Photo of beehive
Reidar Hahn, Fermilab

The infection of other parts of a hive can have longer-term consequences as well. Bees use wax combs to store larvae, pollen and honey—often using the same wax combs for several years, allowing intruders like fungi and bacteria to build up over time. One of the worst wax-inhabiting infections, a common disease known as American foulbrood, can form and release spores that live for up to 40 years. No amount of cleaning will eradicate the spores, so beekeepers often burn or bury their hives to prevent the disease from spreading.

Particle accelerators offer an alternative that allows beehives to be put back into use. For example, at Iotron Industries, which operates facilities in the United States and Canada, beehives are irradiated in the same way as food products, medical devices and agricultural-based products.

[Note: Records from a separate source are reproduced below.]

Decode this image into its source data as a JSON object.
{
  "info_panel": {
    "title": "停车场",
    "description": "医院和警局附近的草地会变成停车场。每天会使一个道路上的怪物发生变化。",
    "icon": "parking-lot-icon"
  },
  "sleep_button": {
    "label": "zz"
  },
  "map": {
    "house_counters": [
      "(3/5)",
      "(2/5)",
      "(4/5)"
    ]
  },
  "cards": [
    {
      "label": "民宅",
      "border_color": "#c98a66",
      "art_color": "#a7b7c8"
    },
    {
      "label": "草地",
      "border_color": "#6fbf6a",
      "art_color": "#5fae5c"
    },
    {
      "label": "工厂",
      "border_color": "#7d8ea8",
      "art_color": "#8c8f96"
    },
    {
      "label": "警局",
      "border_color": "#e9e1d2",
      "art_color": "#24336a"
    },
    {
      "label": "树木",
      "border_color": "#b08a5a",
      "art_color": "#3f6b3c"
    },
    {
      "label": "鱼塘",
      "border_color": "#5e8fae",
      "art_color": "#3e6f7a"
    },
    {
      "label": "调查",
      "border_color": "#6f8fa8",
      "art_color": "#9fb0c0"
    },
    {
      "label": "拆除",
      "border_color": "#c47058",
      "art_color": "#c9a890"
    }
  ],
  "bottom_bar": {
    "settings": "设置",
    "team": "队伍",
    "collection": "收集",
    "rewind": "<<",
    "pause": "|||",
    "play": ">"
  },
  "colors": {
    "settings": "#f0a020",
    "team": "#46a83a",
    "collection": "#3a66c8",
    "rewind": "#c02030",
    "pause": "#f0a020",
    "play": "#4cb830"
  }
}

Items—including bee-free hives—are placed on a long conveyor belt that passes under an 18-foot-long, 50-kilowatt, 10-million-electron-volt linear accelerator. Electron pulses each 200 microseconds long kill any organisms in the hives by disrupting their DNA with no residual chemicals or hazardous materials generated by the process. The slower the conveyor belt moves, the higher the dose of electrons.

U.S. Department of Agriculture scientist Jeff Pettis says that although the practice is only “reasonably common” right now, it may prove a useful tool to combat Colony Collapse Disorder, an abrupt disappearance of worker bees that has been known to wipe out more than three quarters of a beekeeper’s colonies. An exact cause of the disorder has not been pinpointed, but some scientists believe it is a combination of factors such as disease, pesticides and exhaustion.

Dave Hackenberg, the first U.S. beekeeper to spot Colony Collapse Disorder among his bees in 2006, said most beekeepers have had to drastically change how they care for their colonies because of the phenomenon.

“The CCD thing is so huge that we're doing all kinds of things that we never did in the past. Things that 10 years ago you never would have thought of doing,” Hackenberg says. “Our costs are going up, and we're passing them on to the farmer who in turn passes them onto the consumer. [It is] very devastating.”

Photo of beehive
Reidar Hahn, Fermilab

Bees pollinate a third of the United States’ produce, which comes out to $15 billion worth of crops each year. A 2011 report by the U.S. Department of Agriculture reported 80 percent of beekeepers had lost some colonies to Colony Collapse Disorder. It is now average for more than 30 percent of the country’s bees to perish in a given year. According to the report, most beekeepers say the losses are unsustainable; accelerators, it seems, may offer a solution.